De Beers Canada is looking into the possibility of extending its current Victor Mine project on northern Ontario’s James Bay Coast, on traditional land, 90 kilometres west of Attawapiskat First Nation.
The company officially opened its existing Victor Mine site in mid-2008, after discovering the region’s lucrative kimberlite field more than two decades earlier. It was the province’s first diamond mine.
With an estimated five years remaining on that open pit diamond mine, the company has proposed the Victor Mine Extension Project.
The project is in an advanced exploration stage at the moment, meaning a final decision on whether to pursue the extension is still at least 18 months away, said Tom Ormsby, the director of external and corporate affairs at De Beers Canada.
An environmental assessment is currently underway, and core samples will be done to gauge the value of minerals in the ground.
Some community concern
Despite the distant agenda, there’s already a buzz in Attawapiskat surrounding the project, said Ignace Gull, an Attawapiskat band member.
When it comes to developing and negotiating the Victor Mine extension, Gull – who was chief of the First Nation from 1991 until 2001 – says he’d like to see more communication, both from his community and from the company.

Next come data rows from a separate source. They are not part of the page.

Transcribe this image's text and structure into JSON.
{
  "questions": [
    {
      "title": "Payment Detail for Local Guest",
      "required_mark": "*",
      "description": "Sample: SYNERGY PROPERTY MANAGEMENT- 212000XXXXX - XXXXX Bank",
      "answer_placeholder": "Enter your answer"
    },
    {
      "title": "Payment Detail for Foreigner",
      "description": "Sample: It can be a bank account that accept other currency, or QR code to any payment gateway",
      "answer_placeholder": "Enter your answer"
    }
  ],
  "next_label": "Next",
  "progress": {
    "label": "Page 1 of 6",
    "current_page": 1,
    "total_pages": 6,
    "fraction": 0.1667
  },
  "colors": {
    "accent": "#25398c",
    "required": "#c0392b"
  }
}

“I think De Beers is interested to meet with the community, but I think the community has to make sure that’s done with the membership so they know what’s going on,” he said.
De Beers Canada held a community meeting in March to discuss the mine extension plan, and said it wants to maintain communication with band members.
“We know there’s always going to be times when we need to circle back and say ‘let’s go over this piece again, let’s understand the timelines,’” said Ormsby. “But our experience over the last 25 years is that the community has been generally supportive, even though they have other challenges in their lives.”
Ormsby said the company wants to determine the feasibility of the extension project, before holding more community consultations.
“The community understands there’s still more work to be done before we can get into deeper conversations, because this may not work, and conversations would then be moot,” he said.
Project may require a new Impact Benefit Agreement
An unanswered question right now is whether an extension to the Victor Mine would require new negotiations with Attawapiskat band members.
In recent years there have been complications between Attawapiskat band members and De Beers, concerning the Impact Benefit Agreement (IBA) that was negotiated between the two groups for the initial Victor Mine.
In February 2013, a group of band members held an on-and-off blockade that halted travel along the ice road to the mine for nearly three weeks. De Beers eventually got a court injunction to break up that demonstration.
Now, Gull said the First Nation should receive increased revenue for this future project.
“The community has to look at the next IBA and make sure it fills the many needs the community has right now,” he said.
A new IBA isn’t required at this point in the project, Ormsby said, and only after the project is deemed economically viable may a new agreement be negotiated.
Victor Mine employs about 100 band members at any one time, and the company says contracts with businesses in the community have exceeded $300 million.
Possibility for new, smaller pit mines
The proposed Victor Mine extension could be the first of many in the region for De Beers.
The company says the kimberlite pipes that run through the diamond fields could carry more mining potential, and if the Victor Mine Extension Project is successful, there are other smaller pit mines that could be opened.
“If it all works out [with the extension project], then we have much more confidence that some of the other pipes in that cluster might be able to follow suit,” Ormsby said.